“You get to fight with swords. How much better could a camp get?’’
What some might dismiss as a geeky alternative to more traditional camps, where sports and arts classes rule, is actually a precious, even irreplaceable resource to the population it serves, say campers, parents, and staffers involved with Wizards & Warriors. Lured away from their computer screens, at least for a few hours, these kids get to engage in more physically challenging and socially interactive versions of games they already love. For many, the excitement comes from playing characters of their own creation in a multilayered adventure story their actions help shape. For others, it’s all about the sword fighting. But everyone seems to agree on the value – and fun – of turning video-game material into real-life play.
“For a lot of these kids, this is their first camp experience,’’ notes Meghan Gardner, a martial arts and fencing instructor whose company, Guard Up, runs the camp. “They usually don’t fit the classic camp mold, where kids go from place to place doing what everyone else is doing.’’ Rather, she says, “We’re taking their dreams and making them happen in a safe environment.’

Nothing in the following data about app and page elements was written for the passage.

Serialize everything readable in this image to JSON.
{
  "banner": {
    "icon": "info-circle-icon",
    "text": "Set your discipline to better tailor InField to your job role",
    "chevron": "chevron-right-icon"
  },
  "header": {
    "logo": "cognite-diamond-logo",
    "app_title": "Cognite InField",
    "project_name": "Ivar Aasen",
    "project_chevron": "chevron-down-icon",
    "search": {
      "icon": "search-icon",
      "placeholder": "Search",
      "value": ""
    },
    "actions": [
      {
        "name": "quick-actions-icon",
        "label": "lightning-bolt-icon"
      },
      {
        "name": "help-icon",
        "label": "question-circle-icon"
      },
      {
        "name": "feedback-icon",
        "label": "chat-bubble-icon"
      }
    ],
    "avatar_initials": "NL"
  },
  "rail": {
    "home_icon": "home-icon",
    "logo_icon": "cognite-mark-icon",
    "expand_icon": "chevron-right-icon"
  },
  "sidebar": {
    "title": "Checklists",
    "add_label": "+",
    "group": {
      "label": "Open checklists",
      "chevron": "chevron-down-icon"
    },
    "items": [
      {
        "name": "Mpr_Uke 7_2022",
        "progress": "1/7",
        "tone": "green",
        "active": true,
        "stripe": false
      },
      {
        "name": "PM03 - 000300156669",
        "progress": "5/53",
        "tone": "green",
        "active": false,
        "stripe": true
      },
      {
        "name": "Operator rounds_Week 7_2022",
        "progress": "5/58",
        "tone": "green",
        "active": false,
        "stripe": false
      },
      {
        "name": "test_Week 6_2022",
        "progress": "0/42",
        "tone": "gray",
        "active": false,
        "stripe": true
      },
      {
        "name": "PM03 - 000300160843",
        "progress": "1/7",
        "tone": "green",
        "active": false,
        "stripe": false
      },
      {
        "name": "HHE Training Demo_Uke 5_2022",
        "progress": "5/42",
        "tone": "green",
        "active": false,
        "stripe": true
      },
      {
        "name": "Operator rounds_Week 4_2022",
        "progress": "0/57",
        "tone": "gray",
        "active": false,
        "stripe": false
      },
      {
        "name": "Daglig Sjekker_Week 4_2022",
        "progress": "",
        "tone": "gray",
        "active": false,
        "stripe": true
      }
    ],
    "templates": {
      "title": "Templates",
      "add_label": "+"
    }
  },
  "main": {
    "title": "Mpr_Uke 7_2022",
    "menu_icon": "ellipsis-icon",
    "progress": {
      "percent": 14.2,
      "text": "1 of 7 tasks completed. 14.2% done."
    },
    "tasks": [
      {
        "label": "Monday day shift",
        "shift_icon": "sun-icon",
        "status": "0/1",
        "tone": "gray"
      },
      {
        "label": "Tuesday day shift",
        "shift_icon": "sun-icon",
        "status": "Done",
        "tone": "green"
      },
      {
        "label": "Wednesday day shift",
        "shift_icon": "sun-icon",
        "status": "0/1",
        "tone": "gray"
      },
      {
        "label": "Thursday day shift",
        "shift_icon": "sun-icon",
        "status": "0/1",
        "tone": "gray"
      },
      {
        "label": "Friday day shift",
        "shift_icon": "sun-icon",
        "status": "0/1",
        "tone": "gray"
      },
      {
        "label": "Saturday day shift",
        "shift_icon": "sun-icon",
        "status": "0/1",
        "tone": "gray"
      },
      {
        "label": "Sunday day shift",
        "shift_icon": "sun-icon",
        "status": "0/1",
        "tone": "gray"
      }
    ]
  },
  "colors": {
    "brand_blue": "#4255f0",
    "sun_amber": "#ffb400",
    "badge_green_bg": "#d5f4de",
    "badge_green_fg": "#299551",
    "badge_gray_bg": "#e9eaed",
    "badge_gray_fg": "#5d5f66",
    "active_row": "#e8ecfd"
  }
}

Joseph Hall, 15, a hard-core Harry Potter fan returning for his third session, said the role-playing camp is completely different from the other camps he attends each summer. “There’s no way this is going to help you later in life,’’ mused Hall, whose self-designed costume evoked that of a Roman gladiator. “There are no professional foam-sword fighters. It’s just plain fun, but it’s having fun in an atmosphere that everyone helps create.’’